- Update your resume, ensuring that it reflects the modern protocols of resume writing and is achievement focused instead of task focused. Only achievements speak to the value you added over your work history.
- Apply for jobs at least once per year, just to see how responsive the market is to your skills and credentials.
- Learn and practice networking skills online and offline. The greater your active network of likeminded professionals, the faster you will become aware of relevant career information, and be able to benefit quickly from opportunities to advance your career and increase your income.
- Become masterful at using social media for networking purposes, especially LinkedIn. Take advantage of the readymade context and opportunities to be connected to like minded professionals worldwide. Your network is a major career and income power source.
- Keep up to date with labour market trends locally and globally and adjust your skill set and experiences to match the demands of your industry and economy ASAP.
- Shift from the narrow view of yourself as a specific kind of professional e.g. Lawyer, Accountant, Programmer, Teacher. Do a skills inventory and re-educate yourself as to your full skill set. Look at your skill set and do research and assess what jobs, and industries use your skill set. This will help you have more job search options and/or give you more ideas as to what additional certifications to pursue.
- Research the free lance economy and assess to what extent your skill set is relevant. Experiment with it, as a way to supplement your current income.
- Learn how to be emotionally skilful in order to manage your emotions well against workplace stressors
- Set aside an emergency fund of at least 6 months income to hedge against involuntary job loss.
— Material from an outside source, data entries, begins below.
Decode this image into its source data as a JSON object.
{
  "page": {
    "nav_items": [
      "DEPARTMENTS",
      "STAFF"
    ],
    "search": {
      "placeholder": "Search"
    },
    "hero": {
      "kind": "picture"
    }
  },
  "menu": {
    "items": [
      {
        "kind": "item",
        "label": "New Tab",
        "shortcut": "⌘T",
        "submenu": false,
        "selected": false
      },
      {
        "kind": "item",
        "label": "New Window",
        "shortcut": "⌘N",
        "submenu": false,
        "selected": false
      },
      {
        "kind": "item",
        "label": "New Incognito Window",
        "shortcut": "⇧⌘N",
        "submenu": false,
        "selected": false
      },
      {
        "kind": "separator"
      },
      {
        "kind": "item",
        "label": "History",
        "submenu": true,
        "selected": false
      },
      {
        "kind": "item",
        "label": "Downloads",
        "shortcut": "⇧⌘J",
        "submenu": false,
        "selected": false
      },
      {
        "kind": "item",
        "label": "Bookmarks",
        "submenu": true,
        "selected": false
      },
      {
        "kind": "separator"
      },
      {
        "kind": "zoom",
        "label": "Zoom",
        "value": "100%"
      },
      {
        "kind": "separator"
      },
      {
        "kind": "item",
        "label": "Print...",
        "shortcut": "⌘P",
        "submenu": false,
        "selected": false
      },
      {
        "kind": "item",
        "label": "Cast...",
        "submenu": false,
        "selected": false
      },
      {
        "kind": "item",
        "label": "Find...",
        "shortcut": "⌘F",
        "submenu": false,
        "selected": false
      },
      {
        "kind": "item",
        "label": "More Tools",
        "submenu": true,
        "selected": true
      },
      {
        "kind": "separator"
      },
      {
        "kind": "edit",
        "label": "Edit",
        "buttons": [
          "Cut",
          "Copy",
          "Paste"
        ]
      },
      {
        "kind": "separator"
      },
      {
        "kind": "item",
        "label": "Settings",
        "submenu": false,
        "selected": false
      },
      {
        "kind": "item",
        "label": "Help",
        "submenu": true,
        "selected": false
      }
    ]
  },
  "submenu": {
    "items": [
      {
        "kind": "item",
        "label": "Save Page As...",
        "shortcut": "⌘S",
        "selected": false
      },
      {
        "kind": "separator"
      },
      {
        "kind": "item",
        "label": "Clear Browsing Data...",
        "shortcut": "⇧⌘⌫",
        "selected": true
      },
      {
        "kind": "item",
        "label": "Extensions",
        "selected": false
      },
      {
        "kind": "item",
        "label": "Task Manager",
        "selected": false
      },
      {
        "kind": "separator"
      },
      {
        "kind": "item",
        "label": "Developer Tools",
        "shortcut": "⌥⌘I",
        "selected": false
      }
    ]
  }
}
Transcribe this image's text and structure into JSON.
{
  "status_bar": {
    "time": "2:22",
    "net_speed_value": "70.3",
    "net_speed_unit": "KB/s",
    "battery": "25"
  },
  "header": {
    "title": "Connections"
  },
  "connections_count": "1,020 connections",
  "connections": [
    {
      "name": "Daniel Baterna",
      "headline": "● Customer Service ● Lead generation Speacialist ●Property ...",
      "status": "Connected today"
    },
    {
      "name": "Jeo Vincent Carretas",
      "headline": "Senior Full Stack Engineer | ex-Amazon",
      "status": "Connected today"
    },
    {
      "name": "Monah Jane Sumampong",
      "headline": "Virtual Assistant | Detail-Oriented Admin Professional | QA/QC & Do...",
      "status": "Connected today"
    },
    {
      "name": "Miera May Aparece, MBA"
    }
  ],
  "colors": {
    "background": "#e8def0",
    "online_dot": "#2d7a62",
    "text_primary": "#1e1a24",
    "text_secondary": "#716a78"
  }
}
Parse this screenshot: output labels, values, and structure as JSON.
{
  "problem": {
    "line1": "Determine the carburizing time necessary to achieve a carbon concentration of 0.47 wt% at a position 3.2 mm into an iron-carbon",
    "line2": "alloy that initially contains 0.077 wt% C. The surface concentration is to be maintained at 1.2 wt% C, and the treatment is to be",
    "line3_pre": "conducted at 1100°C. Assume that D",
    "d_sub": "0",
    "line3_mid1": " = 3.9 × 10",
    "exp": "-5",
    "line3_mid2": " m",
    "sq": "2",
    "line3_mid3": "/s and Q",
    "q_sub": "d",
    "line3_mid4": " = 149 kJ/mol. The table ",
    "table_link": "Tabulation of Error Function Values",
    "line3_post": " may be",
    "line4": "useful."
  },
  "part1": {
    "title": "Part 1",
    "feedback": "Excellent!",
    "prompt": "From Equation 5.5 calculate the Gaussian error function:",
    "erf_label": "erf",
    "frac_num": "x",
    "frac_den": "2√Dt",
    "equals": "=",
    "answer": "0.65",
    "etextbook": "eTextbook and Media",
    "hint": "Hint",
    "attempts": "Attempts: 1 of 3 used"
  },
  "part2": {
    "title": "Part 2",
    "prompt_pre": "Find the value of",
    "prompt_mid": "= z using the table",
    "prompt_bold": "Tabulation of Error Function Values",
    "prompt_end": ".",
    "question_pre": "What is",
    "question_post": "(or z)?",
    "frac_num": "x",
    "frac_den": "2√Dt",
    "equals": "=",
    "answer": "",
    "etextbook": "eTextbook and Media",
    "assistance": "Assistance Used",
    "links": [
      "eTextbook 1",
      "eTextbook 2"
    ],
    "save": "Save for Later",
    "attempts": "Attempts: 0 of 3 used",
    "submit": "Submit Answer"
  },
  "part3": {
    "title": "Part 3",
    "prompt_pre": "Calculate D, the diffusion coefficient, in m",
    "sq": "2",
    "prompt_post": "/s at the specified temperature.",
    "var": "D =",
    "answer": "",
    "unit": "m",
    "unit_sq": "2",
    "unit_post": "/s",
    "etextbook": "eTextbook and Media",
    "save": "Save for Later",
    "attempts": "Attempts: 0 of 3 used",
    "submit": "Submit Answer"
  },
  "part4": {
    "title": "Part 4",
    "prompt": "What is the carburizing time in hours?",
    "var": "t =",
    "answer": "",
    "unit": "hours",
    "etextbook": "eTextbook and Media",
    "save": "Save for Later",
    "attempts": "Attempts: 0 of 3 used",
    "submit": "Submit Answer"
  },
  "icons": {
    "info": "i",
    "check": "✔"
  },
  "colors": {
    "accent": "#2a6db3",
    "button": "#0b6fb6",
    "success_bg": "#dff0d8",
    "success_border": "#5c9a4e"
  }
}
You can do this by reducing expenses, and increasing your income by changing to a higher paying job, supplementing your income through freelance gigs, or pursuing entrepreneurship.
Bottom line don’t be fast asleep at work. There is work to do. Take note. Take action.
Coach Cheryll Messam, CPC, ELI-MP, is a Certified Professional Life & Corporate Coach, Career Coach, Professional Resume Writer, Professional LinkedIn Profile Writer, and owner of YOU in Mind Jamaica, a personal and professional development company. Coach Cheryll helps local and international clients look their best on paper and virtually via professionally written resumes andLinkedIn profiles. Through consultations or coaching sessions Cheryll helps her clients overcome their workplace, career management, job search, productivity, self-confidence and goal setting challenges.
Cheryll Messam, CPC, ELI-MP
Certified Professional Life & Corporate Coach
Energy Leadership Master Practitioner
You in Mind Jamaica – Your Ally for Excellence in Life & Work
Local clients: 876-357-6397 (Jamaica)
International clients: 954-762-7942 / Skype: cmessam2
*Office Hours: Coaching sessions & Consultations are done by phone or internet telephony e.g. Skype. Best time to call during weekdays is evenings 5 pm – 10 pm EST, and on Saturdays 10 am – 5 pm.